**Web page and app entries**
------------------------------------------------------------------------
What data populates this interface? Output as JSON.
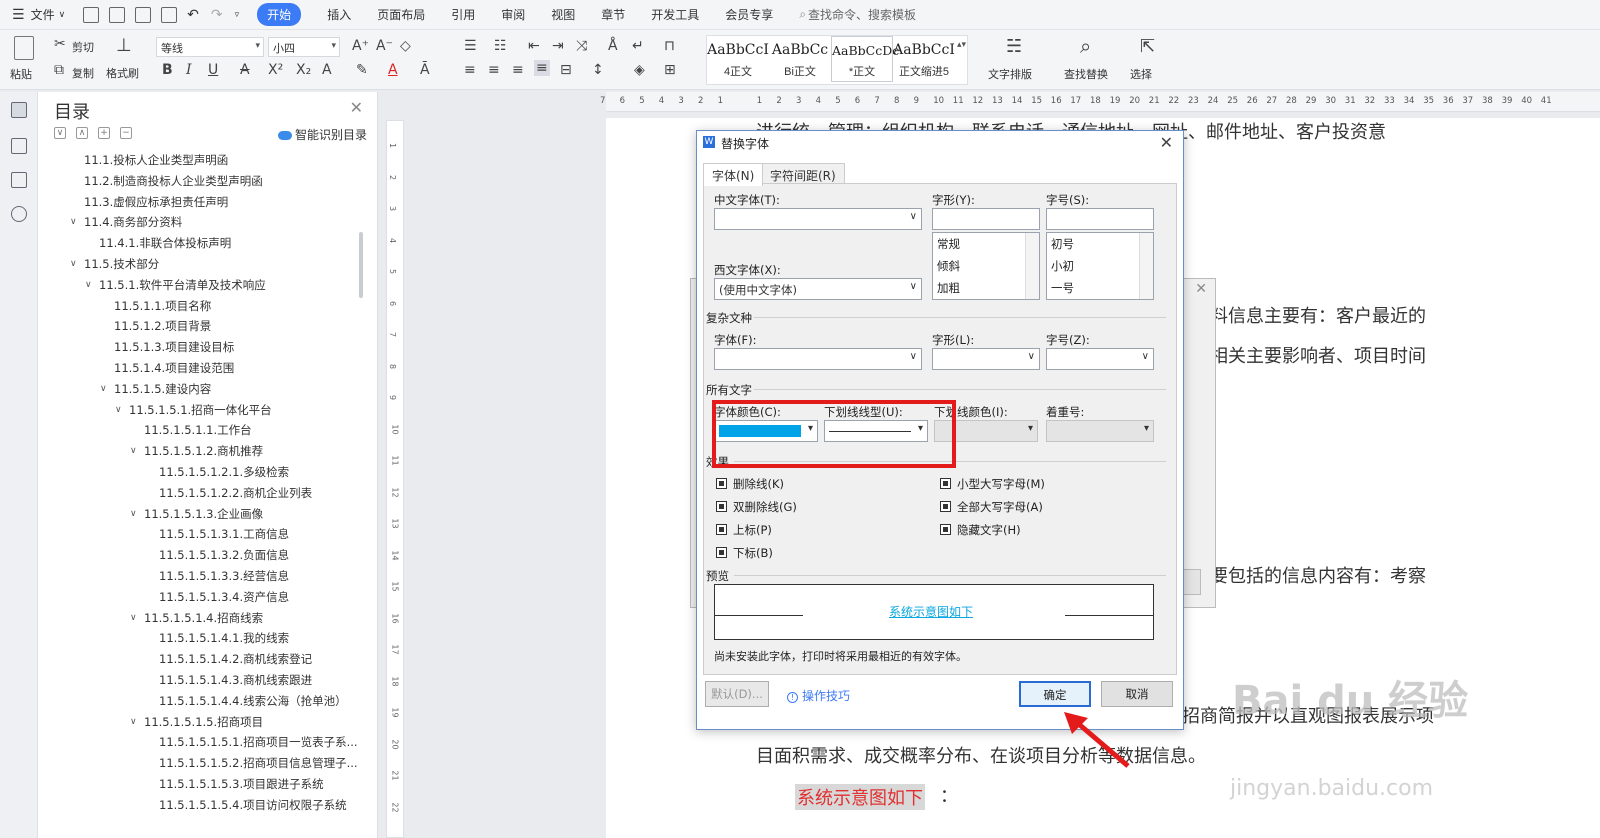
{
  "menubar": {
    "file": "文件",
    "tabs": [
      "开始",
      "插入",
      "页面布局",
      "引用",
      "审阅",
      "视图",
      "章节",
      "开发工具",
      "会员专享"
    ],
    "search": "查找命令、搜索模板"
  },
  "ribbon": {
    "paste": "粘贴",
    "cut": "剪切",
    "copy": "复制",
    "format_painter": "格式刷",
    "font_name": "等线",
    "font_size": "小四",
    "styles": [
      {
        "preview": "AaBbCcI",
        "name": "4正文"
      },
      {
        "preview": "AaBbCc",
        "name": "Bi正文"
      },
      {
        "preview": "AaBbCcDc",
        "name": "*正文"
      },
      {
        "preview": "AaBbCcI",
        "name": "正文缩进5"
      }
    ],
    "text_layout": "文字排版",
    "find_replace": "查找替换",
    "select": "选择"
  },
  "toc": {
    "title": "目录",
    "smart": "智能识别目录",
    "items": [
      {
        "indent": 0,
        "chev": "",
        "text": "11.1.投标人企业类型声明函"
      },
      {
        "indent": 0,
        "chev": "",
        "text": "11.2.制造商投标人企业类型声明函"
      },
      {
        "indent": 0,
        "chev": "",
        "text": "11.3.虚假应标承担责任声明"
      },
      {
        "indent": 0,
        "chev": "∨",
        "text": "11.4.商务部分资料"
      },
      {
        "indent": 1,
        "chev": "",
        "text": "11.4.1.非联合体投标声明"
      },
      {
        "indent": 0,
        "chev": "∨",
        "text": "11.5.技术部分"
      },
      {
        "indent": 1,
        "chev": "∨",
        "text": "11.5.1.软件平台清单及技术响应"
      },
      {
        "indent": 2,
        "chev": "",
        "text": "11.5.1.1.项目名称"
      },
      {
        "indent": 2,
        "chev": "",
        "text": "11.5.1.2.项目背景"
      },
      {
        "indent": 2,
        "chev": "",
        "text": "11.5.1.3.项目建设目标"
      },
      {
        "indent": 2,
        "chev": "",
        "text": "11.5.1.4.项目建设范围"
      },
      {
        "indent": 2,
        "chev": "∨",
        "text": "11.5.1.5.建设内容"
      },
      {
        "indent": 3,
        "chev": "∨",
        "text": "11.5.1.5.1.招商一体化平台"
      },
      {
        "indent": 4,
        "chev": "",
        "text": "11.5.1.5.1.1.工作台"
      },
      {
        "indent": 4,
        "chev": "∨",
        "text": "11.5.1.5.1.2.商机推荐"
      },
      {
        "indent": 5,
        "chev": "",
        "text": "11.5.1.5.1.2.1.多级检索"
      },
      {
        "indent": 5,
        "chev": "",
        "text": "11.5.1.5.1.2.2.商机企业列表"
      },
      {
        "indent": 4,
        "chev": "∨",
        "text": "11.5.1.5.1.3.企业画像"
      },
      {
        "indent": 5,
        "chev": "",
        "text": "11.5.1.5.1.3.1.工商信息"
      },
      {
        "indent": 5,
        "chev": "",
        "text": "11.5.1.5.1.3.2.负面信息"
      },
      {
        "indent": 5,
        "chev": "",
        "text": "11.5.1.5.1.3.3.经营信息"
      },
      {
        "indent": 5,
        "chev": "",
        "text": "11.5.1.5.1.3.4.资产信息"
      },
      {
        "indent": 4,
        "chev": "∨",
        "text": "11.5.1.5.1.4.招商线索"
      },
      {
        "indent": 5,
        "chev": "",
        "text": "11.5.1.5.1.4.1.我的线索"
      },
      {
        "indent": 5,
        "chev": "",
        "text": "11.5.1.5.1.4.2.商机线索登记"
      },
      {
        "indent": 5,
        "chev": "",
        "text": "11.5.1.5.1.4.3.商机线索跟进"
      },
      {
        "indent": 5,
        "chev": "",
        "text": "11.5.1.5.1.4.4.线索公海（抢单池）"
      },
      {
        "indent": 4,
        "chev": "∨",
        "text": "11.5.1.5.1.5.招商项目"
      },
      {
        "indent": 5,
        "chev": "",
        "text": "11.5.1.5.1.5.1.招商项目一览表子系..."
      },
      {
        "indent": 5,
        "chev": "",
        "text": "11.5.1.5.1.5.2.招商项目信息管理子..."
      },
      {
        "indent": 5,
        "chev": "",
        "text": "11.5.1.5.1.5.3.项目跟进子系统"
      },
      {
        "indent": 5,
        "chev": "",
        "text": "11.5.1.5.1.5.4.项目访问权限子系统"
      }
    ]
  },
  "hruler": [
    "7",
    "6",
    "5",
    "4",
    "3",
    "2",
    "1",
    "",
    "1",
    "2",
    "3",
    "4",
    "5",
    "6",
    "7",
    "8",
    "9",
    "10",
    "11",
    "12",
    "13",
    "14",
    "15",
    "16",
    "17",
    "18",
    "19",
    "20",
    "21",
    "22",
    "23",
    "24",
    "25",
    "26",
    "27",
    "28",
    "29",
    "30",
    "31",
    "32",
    "33",
    "34",
    "35",
    "36",
    "37",
    "38",
    "39",
    "40",
    "41"
  ],
  "vruler": [
    "1",
    "2",
    "3",
    "4",
    "5",
    "6",
    "7",
    "8",
    "9",
    "10",
    "11",
    "12",
    "13",
    "14",
    "15",
    "16",
    "17",
    "18",
    "19",
    "20",
    "21",
    "22"
  ],
  "doc": {
    "line1": "进行统一管理：组织机构、联系电话、通信地址、网址、邮件地址、客户投资意",
    "line2": "料信息主要有：客户最近的",
    "line3": "相关主要影响者、项目时间",
    "line4": "要包括的信息内容有：考察",
    "line5": "招商简报并以直观图报表展示项",
    "line6": "目面积需求、成交概率分布、在谈项目分析等数据信息。",
    "highlight": "系统示意图如下",
    "colon": "："
  },
  "dialog": {
    "title": "替换字体",
    "tab_font": "字体(N)",
    "tab_spacing": "字符间距(R)",
    "cn_font_label": "中文字体(T):",
    "cn_font_value": "",
    "style_label": "字形(Y):",
    "size_label": "字号(S):",
    "style_list": [
      "常规",
      "倾斜",
      "加粗"
    ],
    "size_list": [
      "初号",
      "小初",
      "一号"
    ],
    "west_font_label": "西文字体(X):",
    "west_font_value": "(使用中文字体)",
    "complex_section": "复杂文种",
    "complex_font_label": "字体(F):",
    "complex_style_label": "字形(L):",
    "complex_size_label": "字号(Z):",
    "all_text_section": "所有文字",
    "font_color_label": "字体颜色(C):",
    "font_color": "#00a2e8",
    "underline_label": "下划线线型(U):",
    "underline_color_label": "下划线颜色(I):",
    "emphasis_label": "着重号:",
    "effects_section": "效果",
    "effects": {
      "strike": "删除线(K)",
      "double_strike": "双删除线(G)",
      "superscript": "上标(P)",
      "subscript": "下标(B)",
      "small_caps": "小型大写字母(M)",
      "all_caps": "全部大写字母(A)",
      "hidden": "隐藏文字(H)"
    },
    "preview_section": "预览",
    "preview_text": "系统示意图如下",
    "note": "尚未安装此字体，打印时将采用最相近的有效字体。",
    "default_btn": "默认(D)...",
    "tips_link": "操作技巧",
    "ok_btn": "确定",
    "cancel_btn": "取消"
  },
  "watermark": {
    "brand": "Bai du 经验",
    "url": "jingyan.baidu.com"
  },
  "colors": {
    "accent": "#3c7bf6",
    "highlight_box": "#e31b1b",
    "doc_red": "#e0302f"
  }
}
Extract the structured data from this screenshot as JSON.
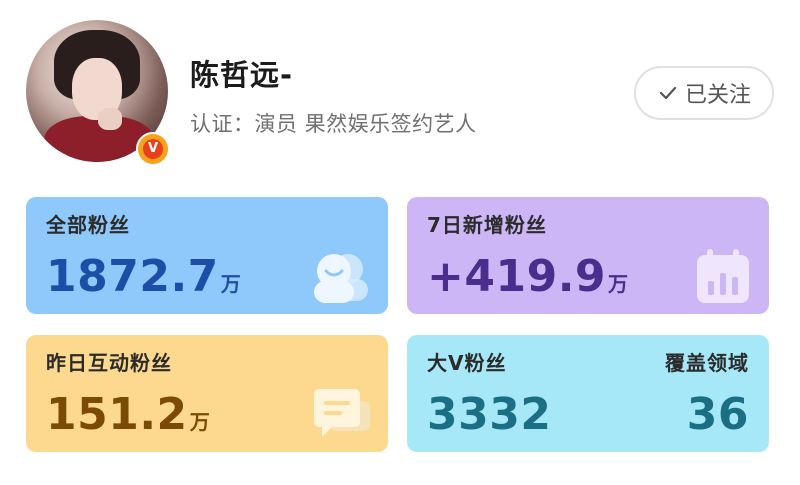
{
  "profile": {
    "name": "陈哲远-",
    "certification": "认证：演员 果然娱乐签约艺人",
    "follow_button_label": "已关注"
  },
  "stats": {
    "total_fans": {
      "label": "全部粉丝",
      "value": "1872.7",
      "unit": "万",
      "icon": "people-icon",
      "color": "#1a4fa8"
    },
    "new_fans_7d": {
      "label": "7日新增粉丝",
      "value": "+419.9",
      "unit": "万",
      "icon": "calendar-chart-icon",
      "color": "#4a2d8c"
    },
    "interactive_fans_yesterday": {
      "label": "昨日互动粉丝",
      "value": "151.2",
      "unit": "万",
      "icon": "chat-bubble-icon",
      "color": "#7a4a06"
    },
    "big_v_fans": {
      "label": "大V粉丝",
      "value": "3332",
      "color": "#1b6f85"
    },
    "covered_fields": {
      "label": "覆盖领域",
      "value": "36",
      "color": "#1b6f85"
    }
  },
  "colors": {
    "card_blue": "#8fc8fa",
    "card_purple": "#cdb6f5",
    "card_yellow": "#fcd98f",
    "card_cyan": "#a6e8f7"
  }
}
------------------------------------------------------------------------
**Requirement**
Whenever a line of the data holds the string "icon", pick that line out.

**Exercise answer**
      "icon": "people-icon",
      "icon": "calendar-chart-icon",
      "icon": "chat-bubble-icon",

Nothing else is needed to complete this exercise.